Oddly enough, another area that benefited from Graf and Killian's somewhat eclectic touch were the restrooms. Rather than ignoring these functional yet somewhat staid areas, the pair chose to treat them with the same flair as the rest of the building. The ladies' room, which measures 18'x22' (5.5x7m), includes a sitting area illuminated by three Lithonia Gotham series recessed A-lamp multiplier downlights, which create a quiet retreat within the building. In the restroom itself, Graf used a Focal Point recessed perimeter system with high color rendering 3000K fluorescent sources to accent skin tones. For lighting at the stalls, the LD went for a purely theatrical touch. "There's a fluorescent slot that runs along the ceiling at the stalls that has a pink filter in it," he chuckles. "The men's room has the same thing, but with a blue filter." Finally, to complete the look, he used additional flair. "In the ceiling, Brian chose these little, clear, randomly spaced sign bulbs, like you'd see on a theatre marquee. They just add sparkle."

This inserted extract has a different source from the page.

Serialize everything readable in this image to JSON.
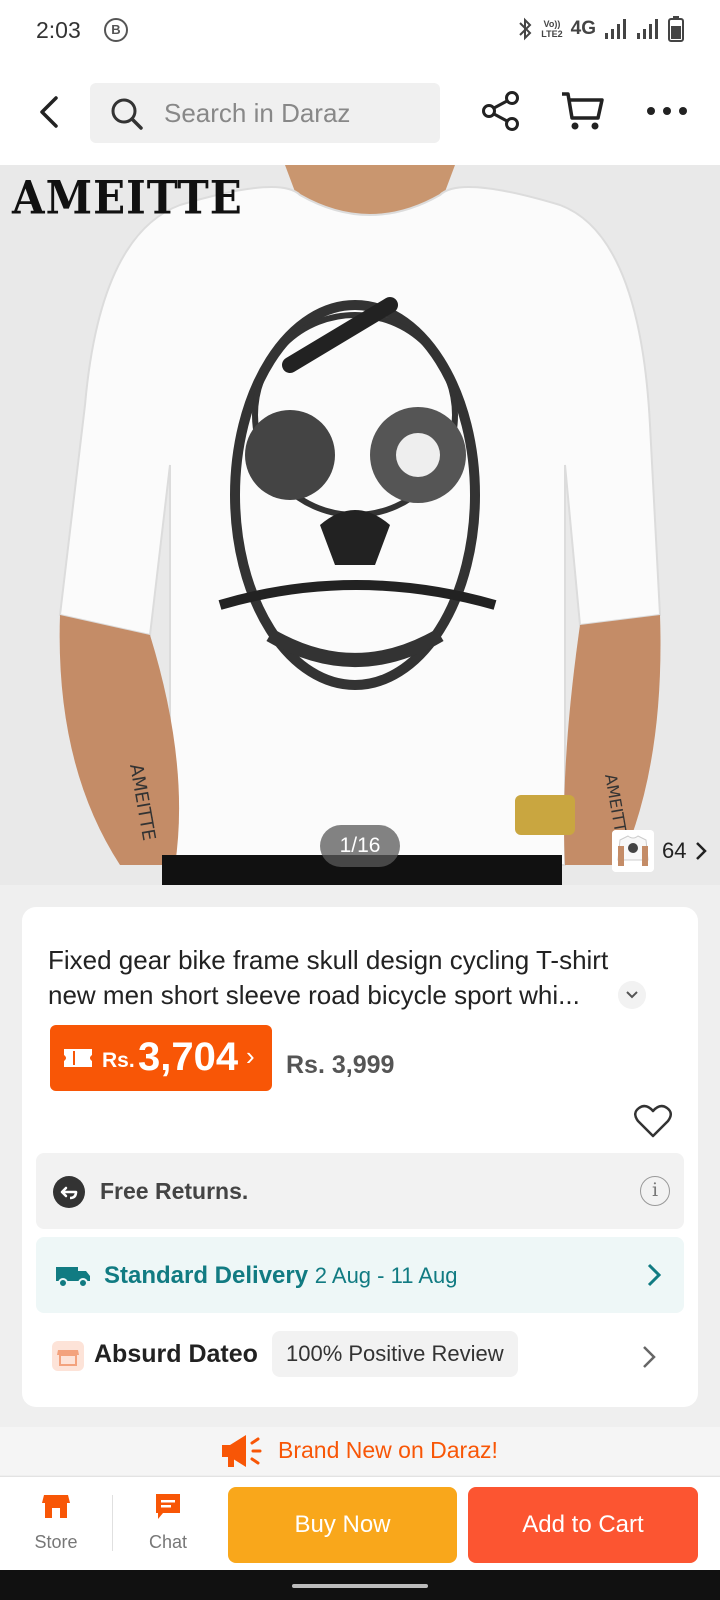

The showcase of the environment is undoubtedly the lobby, a controlled environment that blocks out all natural light. "The absence of light is just as important as the existence of light," Killian explains. "I wanted to be able to control what went on in the lobby from a dramatic point of view, as well as from an audiovisual point of view. We did this by covering the existing glass in the lobby with stainless steel," transforming it into a showcase for both designers' work. The 38'x49' (11x15m) area is dominated by an 18' staircase that includes a videoscreen at the midpoint.
"The main goal in lighting the lobby was flexibility," Graf says. "We wanted to be able to create different moods in there. To do that we used an eight-scene Lithonia Sequel preset control system." Graf chose a direct/indirect system using Times Square PAR-38 lampholders with glass color filters for the lobby, and used both warm and cool circuits, which allows a variety of scenes. "It's a very theatrical effect, which is very unusual in a corporate setting."
The dominant 11'x19' (3x6m) lobby videoscreen is used to highlight various Doner projects. The visual challenge, however, was to provide adequate lighting for the staircase while keeping any hilation off the screen. Graf did this by keeping the downlight to a minimum, while controlling the light distribution in that area. "We used four Times Square metal-halide pattern and framing projectors to highlight the staircase. Their function was to frame in the staircase, while simultaneously keeping light off the screen and accentuating the handrails and stair treads."
The foot of the staircase is also the showplace for another of Graf's theatrical coups. Doner has invested in numerous custom gobos, which are projected onto the foot of the stairs, via a fifth metal-halide framing projector mounted 12' above the finished floor. "When the client first comes into the lobby, they see their corporate name in light, and it really personalizes the visit for them." It's a subtle yet effective way of using light that helps keep Doner ahead of the rest of the advertising pack.